Will remote working remove geographical barriers?

remote working
Angela Hughes, Deputy Managing Director

We’ve been working remotely for 38 weeks.  I recall conversations among our team speculating that the initial three-week period would most likely be extended to six weeks. How optimistic we were!

The pandemic and associated lockdown and restrictions have forced business leaders to have conversations about the future of the workplace. Coronavirus has accelerated the prominence of technology, flexible hours and remote working practices. Businesses have pivoted to online service delivery through virtual meetings, conferences, and events.

We have experienced the above in our own business and on behalf of our clients and it has been almost seamless and, by and large, positive. It has given us food for thought for future business development and recruitment strategies. Do our people and our clients need to be in the same cities to enjoy successful working relationships?

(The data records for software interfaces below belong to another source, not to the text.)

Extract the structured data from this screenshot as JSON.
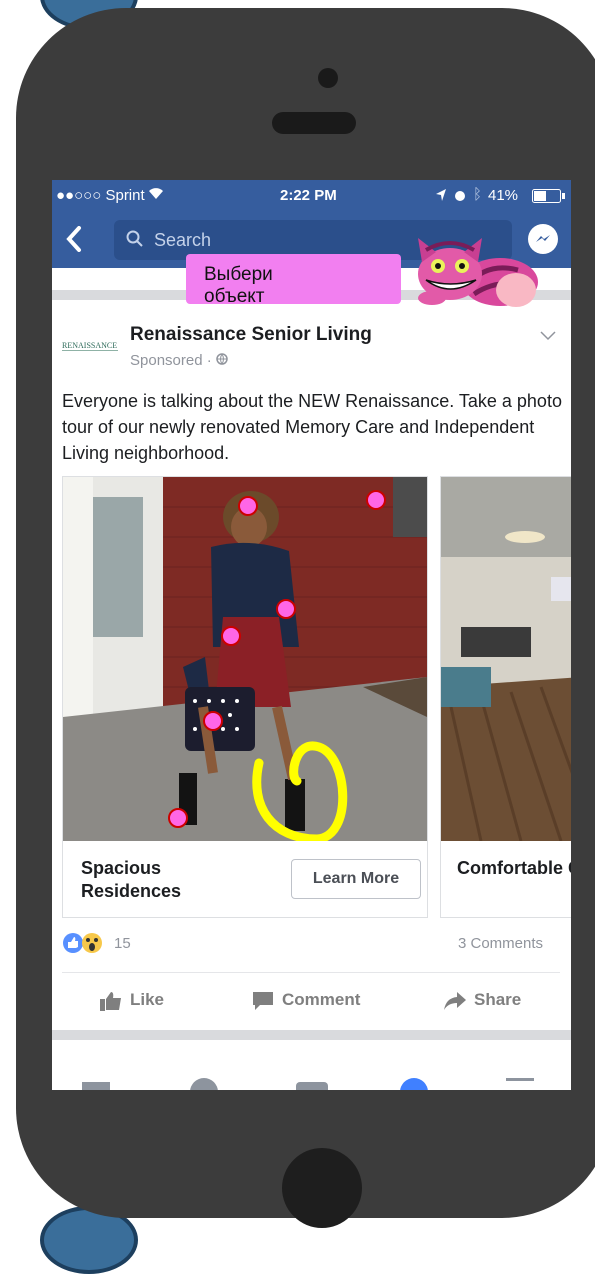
{
  "status_bar": {
    "carrier": "●●○○○ Sprint",
    "time": "2:22 PM",
    "battery": "41%"
  },
  "nav": {
    "search_placeholder": "Search"
  },
  "tooltip": {
    "text": "Выбери объект"
  },
  "post": {
    "page_name": "Renaissance Senior Living",
    "sponsored": "Sponsored · ",
    "logo_text": "RENAISSANCE",
    "body": "Everyone is talking about the NEW Renaissance. Take a photo tour of our newly renovated Memory Care and Independent Living neighborhood.",
    "cards": [
      {
        "title": "Spacious Residences",
        "button": "Learn More"
      },
      {
        "title": "Comfortable Community"
      }
    ],
    "reaction_count": "15",
    "comments": "3 Comments",
    "actions": {
      "like": "Like",
      "comment": "Comment",
      "share": "Share"
    }
  },
  "colors": {
    "facebook_blue": "#365d9e",
    "tooltip_pink": "#f27ff0",
    "marker_pink": "#ff66e6",
    "highlight_yellow": "#ffff00"
  },
  "icons": [
    "back-icon",
    "search-icon",
    "messenger-icon",
    "chevron-down-icon",
    "globe-icon",
    "like-icon",
    "comment-icon",
    "share-icon",
    "news-feed-icon",
    "video-icon",
    "marketplace-icon",
    "notifications-icon",
    "menu-icon"
  ]
}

The strengthening role of technology and the normalisation of virtual meetings presents the opportunity to hire new talent without geographical boundaries. That creates a much larger pool of talent. Likewise, our new business targets can potentially grow. If we can meet virtually, who cares if we’re in Edinburgh’s west end or London’s?

We already work with clients to deliver activity across the UK, as well as around the globe. The removal of distance as a barrier to doing business creates increased opportunity to work with companies without an office or HQ in Scotland.

Large organisations with headquarters in London have tended to favour London-based agencies due to proximity for meetings, as well as a (misguided) perception that being geographically close to national media outlets leads to more coverage. But if everyone is working from home, does location still matter?

Sometimes there are benefits to recruiting a local agency in terms of local knowledge, network connections and ‘boots on the ground’. But, depending on the client and the brief, these particular benefits may not matter or be a priority.

As an industry, we have an opportunity to potentially rebalance the concentration of high-profile, prestigious briefs in London across the country by demonstrating top quality support exists in regional agencies and we can deliver, regardless of location.

The key, as we’ve experienced in the last eight months, is establishing and maintaining solid relationships. We’ve learned that this can be achieved online and virtually. While ‘Zoom fatigue’ is a thing, online meetings have proved productive and we continue to deliver results for clients that we haven’t met face-to-face for most of the year.

That said, the remote working model is not a permanent state. We do intend to return to the office, possibly with some sort of hybrid model, and we want to meet our clients in person as soon as it is safe and possible to do so.

However, 2020’s reliance on technology and flexible working has raised important considerations about the ways we work and do business. While these questions have arisen under the not-so-ideal conditions of a global pandemic, uncertainty and adversity can lead to great ideas, innovation and opportunity.